=== Goal of the exercise ===
List all lines of the data containing the word "title".

=== Records shown ===
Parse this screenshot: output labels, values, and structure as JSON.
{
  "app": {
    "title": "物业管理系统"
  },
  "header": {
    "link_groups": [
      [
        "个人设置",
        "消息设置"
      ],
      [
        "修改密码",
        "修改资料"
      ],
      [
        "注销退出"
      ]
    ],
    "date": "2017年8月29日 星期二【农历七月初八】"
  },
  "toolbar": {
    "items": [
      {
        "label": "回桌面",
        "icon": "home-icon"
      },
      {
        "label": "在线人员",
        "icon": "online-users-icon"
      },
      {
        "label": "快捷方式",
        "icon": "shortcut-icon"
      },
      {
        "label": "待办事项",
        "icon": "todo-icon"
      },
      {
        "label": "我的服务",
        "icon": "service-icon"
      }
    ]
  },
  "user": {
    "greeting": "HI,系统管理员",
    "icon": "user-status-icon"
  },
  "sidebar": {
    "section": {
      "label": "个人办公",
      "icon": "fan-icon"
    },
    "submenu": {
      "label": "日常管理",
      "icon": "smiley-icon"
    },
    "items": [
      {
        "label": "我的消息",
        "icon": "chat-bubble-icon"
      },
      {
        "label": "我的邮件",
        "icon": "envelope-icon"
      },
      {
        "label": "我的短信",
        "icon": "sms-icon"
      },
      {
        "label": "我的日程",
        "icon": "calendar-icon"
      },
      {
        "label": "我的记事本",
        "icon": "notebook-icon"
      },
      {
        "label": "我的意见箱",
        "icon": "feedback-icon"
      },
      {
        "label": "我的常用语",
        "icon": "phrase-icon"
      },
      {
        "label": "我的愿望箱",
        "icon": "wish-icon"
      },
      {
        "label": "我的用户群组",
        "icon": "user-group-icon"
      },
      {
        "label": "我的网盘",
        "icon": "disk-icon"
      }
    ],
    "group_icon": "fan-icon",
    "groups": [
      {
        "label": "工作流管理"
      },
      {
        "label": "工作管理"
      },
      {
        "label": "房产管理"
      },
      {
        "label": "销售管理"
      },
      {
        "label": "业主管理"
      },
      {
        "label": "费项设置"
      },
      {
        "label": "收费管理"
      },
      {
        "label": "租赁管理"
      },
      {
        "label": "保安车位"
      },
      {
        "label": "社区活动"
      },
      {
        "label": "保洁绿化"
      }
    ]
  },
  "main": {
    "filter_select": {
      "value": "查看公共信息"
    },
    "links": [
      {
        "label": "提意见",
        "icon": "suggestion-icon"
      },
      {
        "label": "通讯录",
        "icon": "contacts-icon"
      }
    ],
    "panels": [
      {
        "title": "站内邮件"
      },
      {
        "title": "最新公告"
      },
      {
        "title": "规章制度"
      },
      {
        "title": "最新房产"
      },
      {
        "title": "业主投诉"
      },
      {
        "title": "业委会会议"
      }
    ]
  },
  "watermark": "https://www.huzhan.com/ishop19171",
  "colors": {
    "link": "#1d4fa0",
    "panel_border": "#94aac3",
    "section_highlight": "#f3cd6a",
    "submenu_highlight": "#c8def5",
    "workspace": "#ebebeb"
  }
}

=== Response area ===
    "title": "物业管理系统"
        "title": "站内邮件"
        "title": "最新公告"
        "title": "规章制度"
        "title": "最新房产"
        "title": "业主投诉"
        "title": "业委会会议"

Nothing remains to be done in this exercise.